Adrien Mogenet 2013-01-13, 00:06
Andrew Purtell 2013-01-13, 02:39
Ted Yu 2013-01-13, 02:48
Andrew Purtell 2013-01-13, 03:58
ramkrishna vasudevan 2013-01-13, 10:04
Adrien Mogenet 2013-01-13, 10:42
Anoop John 2013-01-13, 16:12
Wei Tan 2013-01-15, 18:44
Varun Sharma 2013-01-15, 18:56
Andrew Purtell 2013-01-15, 19:20
Thanks Andrew for your detailed clarification.
Now I understand that in general, the system is subject to CAP theorem.
You want good consistency AND latency, then partition tolerance needs to
be sacrificed: this is the "local index" approach, i.e., colocate index
and data and avoid RPC.
Otherwise, if you can tolerate consistency but not latency, you put RPCs
in a queue and process them in the background. By this means you can have
a "global" index with some lag.
Research Staff Member
IBM T. J. Watson Research Center
Yorktown Heights, NY 10598
[EMAIL PROTECTED]; 914-945-4386
From: Andrew Purtell <[EMAIL PROTECTED]>
To: "[EMAIL PROTECTED]" <[EMAIL PROTECTED]>,
Date: 01/15/2013 02:20 PM
Subject: Re: Coprocessor / threading model
HTable is a blocking interface.
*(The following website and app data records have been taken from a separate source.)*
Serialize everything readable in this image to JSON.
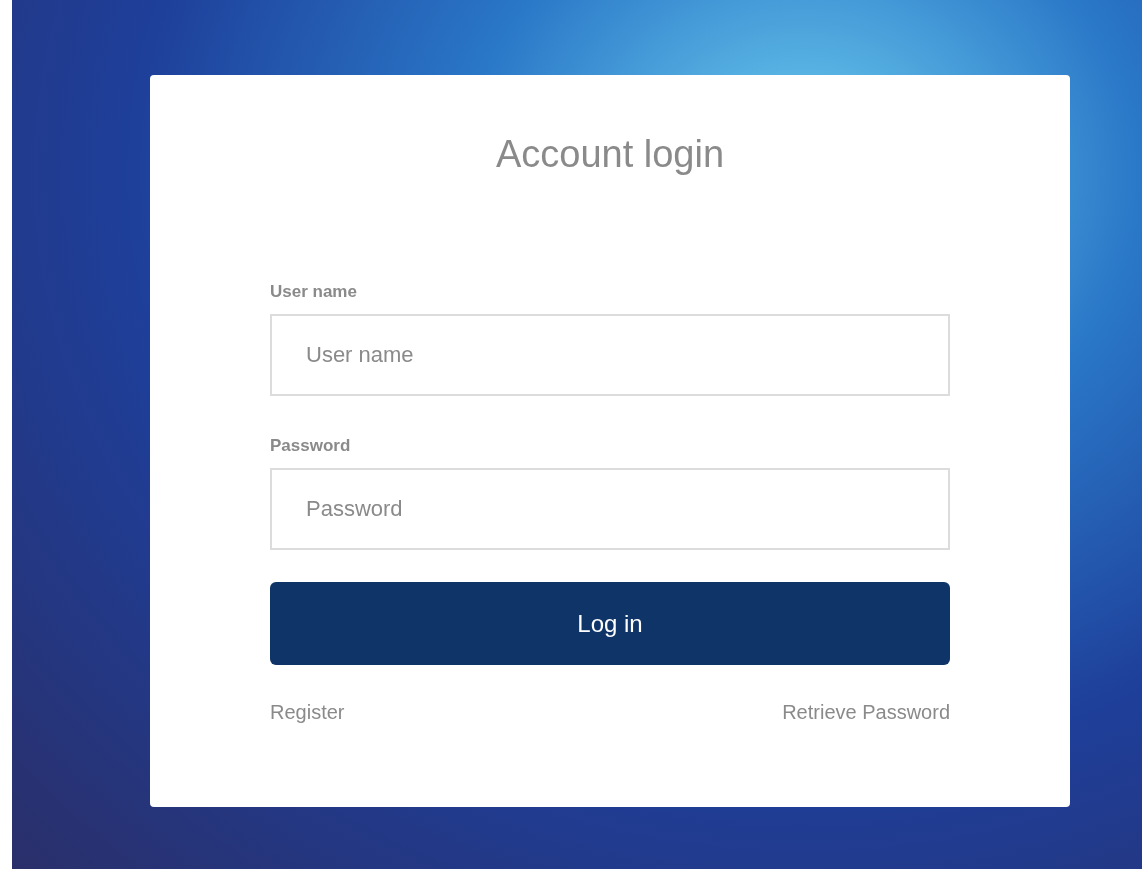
{
  "login_card": {
    "title": "Account login",
    "fields": [
      {
        "label": "User name",
        "placeholder": "User name"
      },
      {
        "label": "Password",
        "placeholder": "Password"
      }
    ],
    "submit_button": "Log in",
    "links": [
      {
        "label": "Register"
      },
      {
        "label": "Retrieve Password"
      }
    ]
  }
}
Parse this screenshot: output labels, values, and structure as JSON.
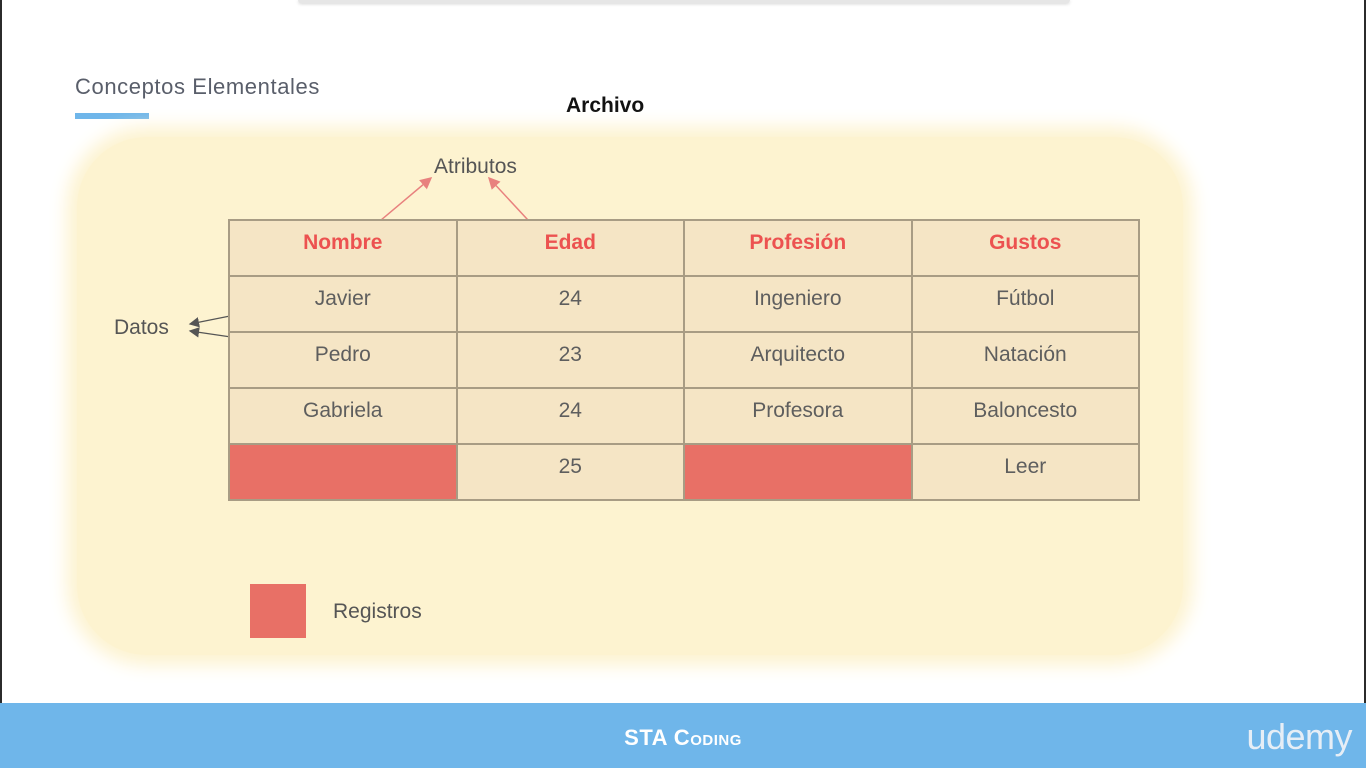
{
  "header": {
    "section_title": "Conceptos Elementales",
    "file_title": "Archivo"
  },
  "diagram": {
    "attributes_label": "Atributos",
    "data_label": "Datos",
    "columns": [
      "Nombre",
      "Edad",
      "Profesión",
      "Gustos"
    ],
    "rows": [
      [
        "Javier",
        "24",
        "Ingeniero",
        "Fútbol"
      ],
      [
        "Pedro",
        "23",
        "Arquitecto",
        "Natación"
      ],
      [
        "Gabriela",
        "24",
        "Profesora",
        "Baloncesto"
      ],
      [
        "",
        "25",
        "",
        "Leer"
      ]
    ],
    "legend_label": "Registros"
  },
  "footer": {
    "brand": "STA Coding",
    "logo": "udemy"
  },
  "colors": {
    "accent_blue": "#6fb6ea",
    "header_red": "#ec5250",
    "record_red": "#e87066",
    "panel_cream": "#fdf3d0"
  }
}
When a client issues a put, for example,
do not want to return until we can confirm the store has been durably
persisted. For client convenience many additional details of remote region
invocation are hidden, for example META table lookups for relocated
regions, reconnection, retries. Just about all coprocessor upcalls for the
Observer interface happen with the RPC handler context. RPC handlers are
drawn from a fixed pool of threads. Your CP code is tying up one of a
resource for as long as it has control. And in here you are running the
complex HTable machinery. For many reasons your method call on HTable may
block (potentially for a long time) and therefore the RPC handler your
invocation is executing within will also block. An accidental cycle can
cause a deadlock once there are no free handlers somewhere, which will
happen as part of normal operation when the cluster is loaded, and the
higher the load the more likely.
Instead you can do what Anoop has described in this thread and install a
into the master that insures index regions are assigned to the same
regionserver as the primary table, and then call from a region of the
primary table into a colocated region of the index table, or vice versa,
bypassing HTable and the RPC stack. This is just making an in process
method call on one object from another.
Or, you could allocate a small executor pool for cross region RPC. When
upcall into your CP happens, dispatch work to the executor and return
immediately to release the RPC worker thread back to the pool. This would
avoid the possibility of deadlock but this may not give you the semantics
you want because that background work could lag unpredictably.
On Tue, Jan 15, 2013 at 10:44 AM, Wei Tan <[EMAIL PROTECTED]> wrote:
> Andrew, could you explain more, why doing cross-table operation is an
> anti-pattern of using CP?
> Durability might be an issue, as far as I understand. Thanks,
> Best Regards,
Problems worthy of attack prove their worth by hitting back. - Piet Hein
(via Tom White)
Anoop Sam John 2013-01-16, 04:39
Ted 2013-01-13, 01:38
anil gupta 2013-01-13, 02:30
Michel Segel 2013-01-13, 13:25